Sainsbury's reshuffled its board yesterday to position the UK's third largest grocer for the "significant growth opportunities" ahead, but the move was also seen as having implications for its succession programme.

Darren Shapland, currently chief financial officer (CFO), will become group development director, and Mike Coupe, its trading director, will take on the role of group commercial director from 19 July. Both retain their seat on the main board. The grocer also named John Rogers, Sainsbury's property director, as CFO, and elevated him on to the top table from the operating board.

In addition, the supermarket chain has promoted Helen Buck, the business unit director, on to the operating board as convenience director for its 335 Sainsbury's Local shops.

The changes come at a testing time for Sainsbury's, which last week said its underlying sales growth in the first quarter had slowed markedly to 0.3 per cent. Like its grocery rivals, Sainsbury's is battling a fall in food price inflation and constrained spending from nervous consumers.

On the board changes, Justin King, the chief executive of Sainsbury's, said: "Sainsbury's today is a bigger business than it has ever been. The business now serves over 19 million customers weekly and has significant growth opportunities by accelerating our space expansion, growing the non-food business and developing new channels for our customers."

However, industry observers suggested the reshuffle was a sensible move for succession planning at Sainsbury's in the event that Mr King, who took the helm in 2004, eventually steps down. While there is no suggestion that Mr King is even considering such a move, it is seen as good management by all companies to address the issue.

Clive Black, an analyst at Shore Capital, said: "In terms of generating some internal competition and positioning Sainsbury's for a time when Justin King hangs up his boots, by giving Darren and Mike a broader role, plus the new CFO, it does all make sense."

He added: "The subtext to us is about retention and succession but, of course, they could appoint an external candidate [if Mr King should move on]."

As group development director, Mr Shapland, 43, will be in charge of ensuring that the grocer's "existing growth plans are realised" and will lead the delivery of future plans. He will also take responsibility for convenience, property, strategy and Sainsbury's Bank. Mr Shapland could eventually look at international expansion for the grocery. An industry source, who did not want to be named, said the wider remit given to Mr Shapland means the odds on him eventually becoming chief executive had probably "shortened".

Mr Coupe will assume responsibility for marketing in addition to his remit for trading, IT and online.

Before his current role of property director, Mr Rogers was director of group finance and director of corporate finance.

Ms Buck inherits a convenience business which will open between 75 and 100 new stores in 2010/11.

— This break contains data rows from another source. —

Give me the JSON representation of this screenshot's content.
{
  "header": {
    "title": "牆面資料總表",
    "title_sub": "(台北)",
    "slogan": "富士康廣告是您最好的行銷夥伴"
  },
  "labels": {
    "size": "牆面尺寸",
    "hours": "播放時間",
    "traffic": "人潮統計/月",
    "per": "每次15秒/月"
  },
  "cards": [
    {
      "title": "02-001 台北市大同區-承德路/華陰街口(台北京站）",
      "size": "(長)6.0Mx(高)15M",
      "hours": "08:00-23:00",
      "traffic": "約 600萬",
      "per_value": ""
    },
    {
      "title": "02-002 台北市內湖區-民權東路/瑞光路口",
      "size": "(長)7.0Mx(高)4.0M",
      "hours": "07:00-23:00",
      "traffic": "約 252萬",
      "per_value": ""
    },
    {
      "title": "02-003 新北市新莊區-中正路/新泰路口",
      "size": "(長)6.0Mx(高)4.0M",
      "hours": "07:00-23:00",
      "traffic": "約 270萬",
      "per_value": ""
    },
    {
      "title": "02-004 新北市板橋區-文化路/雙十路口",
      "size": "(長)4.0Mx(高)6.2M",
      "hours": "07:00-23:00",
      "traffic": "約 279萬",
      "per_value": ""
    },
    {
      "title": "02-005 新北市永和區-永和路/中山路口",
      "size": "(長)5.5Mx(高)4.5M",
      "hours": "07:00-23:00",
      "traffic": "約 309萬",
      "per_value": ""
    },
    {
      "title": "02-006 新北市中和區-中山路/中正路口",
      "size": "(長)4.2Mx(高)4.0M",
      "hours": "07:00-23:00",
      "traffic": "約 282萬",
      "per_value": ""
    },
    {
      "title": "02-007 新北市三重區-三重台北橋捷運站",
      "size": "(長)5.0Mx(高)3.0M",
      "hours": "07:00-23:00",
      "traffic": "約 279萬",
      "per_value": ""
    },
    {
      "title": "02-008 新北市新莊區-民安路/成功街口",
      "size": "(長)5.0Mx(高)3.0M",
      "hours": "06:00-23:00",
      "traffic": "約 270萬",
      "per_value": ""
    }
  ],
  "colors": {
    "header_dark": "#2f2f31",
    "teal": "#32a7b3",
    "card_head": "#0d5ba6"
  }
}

Overall, Sainsbury's will add 1.45 million square feet of new floor space, including new supermarkets and extensions this financial year – similar to the size of Netto in the UK which Asda acquired last month. Sainsbury's total sales, including petrol, grew by 7.6 per cent in the first quarter.